AI came across this article, and wanted to share with you, since just about every time a red wine is poured, I hear that old "I think I'm allergic to sulfites"
Please read on for a few tips about sulfites by NICK ANTONACCIO (via theexaminernews.com/for-those-who-experience-adverse-reactions-to-a-glass-of-wine)
Are you one of those unfortunate wine lovers who have an adverse reaction to drinking wine? Do you peer at a glass of wine and wonder if the wine gods are going to strike you with a bevy of unpleasantries: wheezing, headache, facial flushing, sinus inflammation?
Let’s analyze what can cause these reactions and how you may prevent them, or at least make them more tolerable. Is your negative reaction allergic or non-allergic? (a hangover is typically not an allergic reaction). Although the symptoms may be similar, the causes are quite diverse. Disclaimer: none of the following commentary should be considered medical advice.
First, there are those of us that have an allergic reaction (stuffy nose, itchy eyes) to sulfites present in wines. Although naturally present in all wines, many winemakers add additional sulfites to their barrels in order to preserve the wines. Red grape skins have natural preservative compounds, thus reducing the need for added sulfites. If you can tolerate red wine more than white wine, sulfites may be the reason. What to do? Organic wines tend to have fewer sulfites. Seek them out.
Second, adverse reactions such as headaches, itchy eyes and runny nose may be metabolic rather than allergic. Only 1% of the population is allergic to sulfites. There are certainly more consumers who have allergic-like reactions to wine. Similar outcome you say, I still feel terrible, so what’s the difference? The difference: ways to overcome the indications. Here are non-allergic influences that cause allergic-like symptoms:
\1) Histamines: Compounds present in many foods (especially strawberries) trigger the production of histamines in humans (that’s right: foods don’t contain histamines, humans produce histamines). These compounds are naturally found in the skins of red grapes (much more than in white grapes). Reactions include headaches and facial flushing. If you can tolerate white wine more than red wine, this may be the cause. What to do? Take an over-the-counter anti-histamine before drinking and see if your reaction is the same. If it’s not, you’ve isolated your problem. If the same – read on.
2) Ethanol: Naturally present in alcohol, when ingested it breaks down into a compound called acetaldehyde. In the bottle, this volatile compound imparts the fruity aromas present in wine; in your body (in sufficient quantity) it irritates the membranes of the brain, causing headaches and facial flushing. Our liver is designed to mitigate this effect. However, an overloaded or diseased liver is not adequately able to remove high levels of acetaldehydes from the bloodstream. What to do? Drink in moderation (defined differently for each liver), drink copious amounts of water to flush out the acetaldehydes and have your physician check your liver functions.

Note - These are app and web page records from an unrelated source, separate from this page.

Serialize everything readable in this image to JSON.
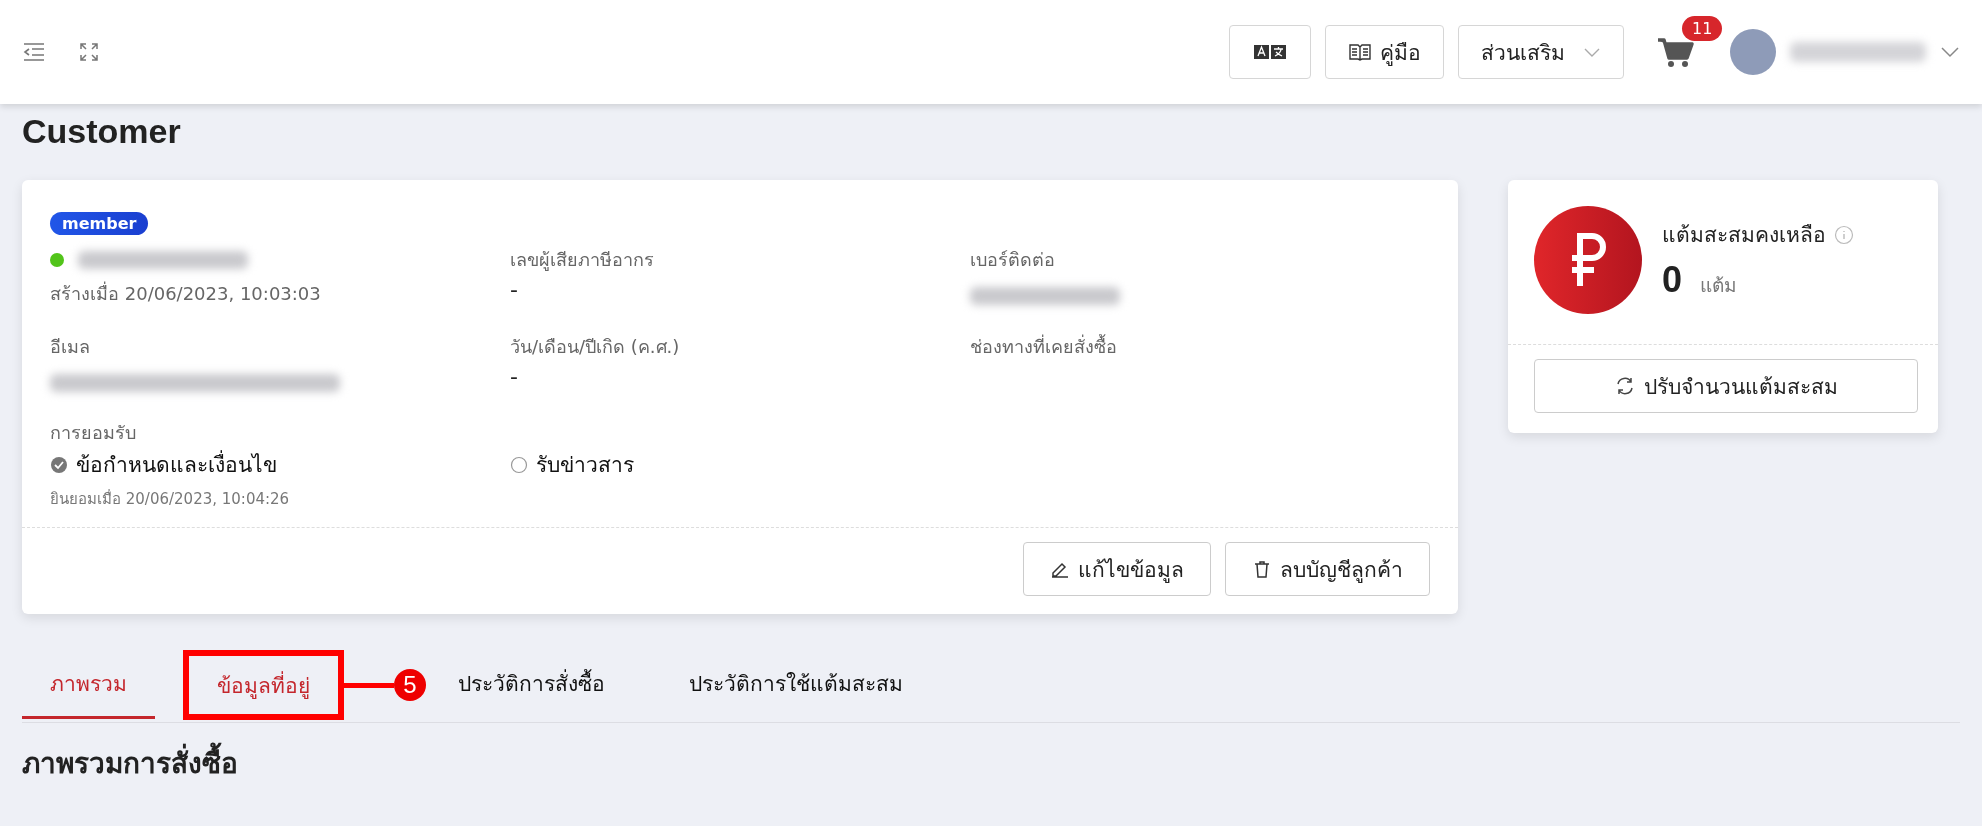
{
  "topbar": {
    "buttons": [
      {
        "kind": "translate"
      },
      {
        "kind": "manual",
        "label": "คู่มือ"
      },
      {
        "kind": "dropdown",
        "label": "ส่วนเสริม"
      }
    ],
    "cart_count": "11"
  },
  "page_title": "Customer",
  "customer": {
    "badge": "member",
    "created": "สร้างเมื่อ 20/06/2023, 10:03:03",
    "fields": [
      {
        "label": "เลขผู้เสียภาษีอากร",
        "value": "-"
      },
      {
        "label": "เบอร์ติดต่อ",
        "blurred": true
      },
      {
        "label": "อีเมล",
        "blurred": true
      },
      {
        "label": "วัน/เดือน/ปีเกิด (ค.ศ.)",
        "value": "-"
      },
      {
        "label": "ช่องทางที่เคยสั่งซื้อ"
      }
    ],
    "consent_label": "การยอมรับ",
    "consents": [
      {
        "label": "ข้อกำหนดและเงื่อนไข",
        "checked": true,
        "note": "ยินยอมเมื่อ 20/06/2023, 10:04:26"
      },
      {
        "label": "รับข่าวสาร",
        "checked": false
      }
    ],
    "actions": [
      {
        "kind": "edit",
        "label": "แก้ไขข้อมูล"
      },
      {
        "kind": "delete",
        "label": "ลบบัญชีลูกค้า"
      }
    ]
  },
  "points": {
    "title": "แต้มสะสมคงเหลือ",
    "value": "0",
    "unit": "แต้ม",
    "button": "ปรับจำนวนแต้มสะสม"
  },
  "tabs": [
    {
      "label": "ภาพรวม",
      "selected": true,
      "annotated": false
    },
    {
      "label": "ข้อมูลที่อยู่",
      "selected": false,
      "annotated": true
    },
    {
      "label": "ประวัติการสั่งซื้อ",
      "selected": false,
      "annotated": false
    },
    {
      "label": "ประวัติการใช้แต้มสะสม",
      "selected": false,
      "annotated": false
    }
  ],
  "annotation_number": "5",
  "section_title": "ภาพรวมการสั่งซื้อ"
}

3) Congeners: A compound found more in red wines than white, which is believed to cause hangovers. When consumed, this nasty element actually is kept under control by the alcohol in our bloodstream. When the alcohol leaves your system, the congeners then go to work – hours after (the next morning?) the wine has been consumed. What to do? Moderation, moderation, moderation.
4) Modern agriculture: Many chemicals used to treat plants and soils are toxic. If fruits and vegetables are not washed and cleaned properly, these toxins may cause many of the allergic-like symptoms noted above. Making matters worse, since grapes are sensitive to handling after being harvested, they typically go straight to the crusher – no washing, no thorough removal of particles of rotting leaves. What to do? Seek out organic wines.
5) Cheap wine: It’s true; you are more likely to have a negative reaction to mass-produced bulk wines. Why? These wines are typically subjected to high levels of chemical additives and other manipulative methods. Not to mention that the growing, harvesting and winemaking techniques may be lacking in cleanliness and consumer health concerns. What to do? I’m sure you can answer this question yourself.
For those unfortunate to have negative reactions to wine consumption, I suggest you find ways to isolate the causes and consult your physician for medical advice on consuming wine.
Nick Antonaccio is a 40-year Pleasantville resident. For over 20 years he has conducted numerous wine tastings and lectures. Nick is a member of the Wine Media Guild of wine writers. He also offers personalized wine tastings and wine travel services. Nick’s credo: continuous experimenting results in instinctive behavior. You can reach him at firstname.lastname@example.org or on Twitter @sharingwine.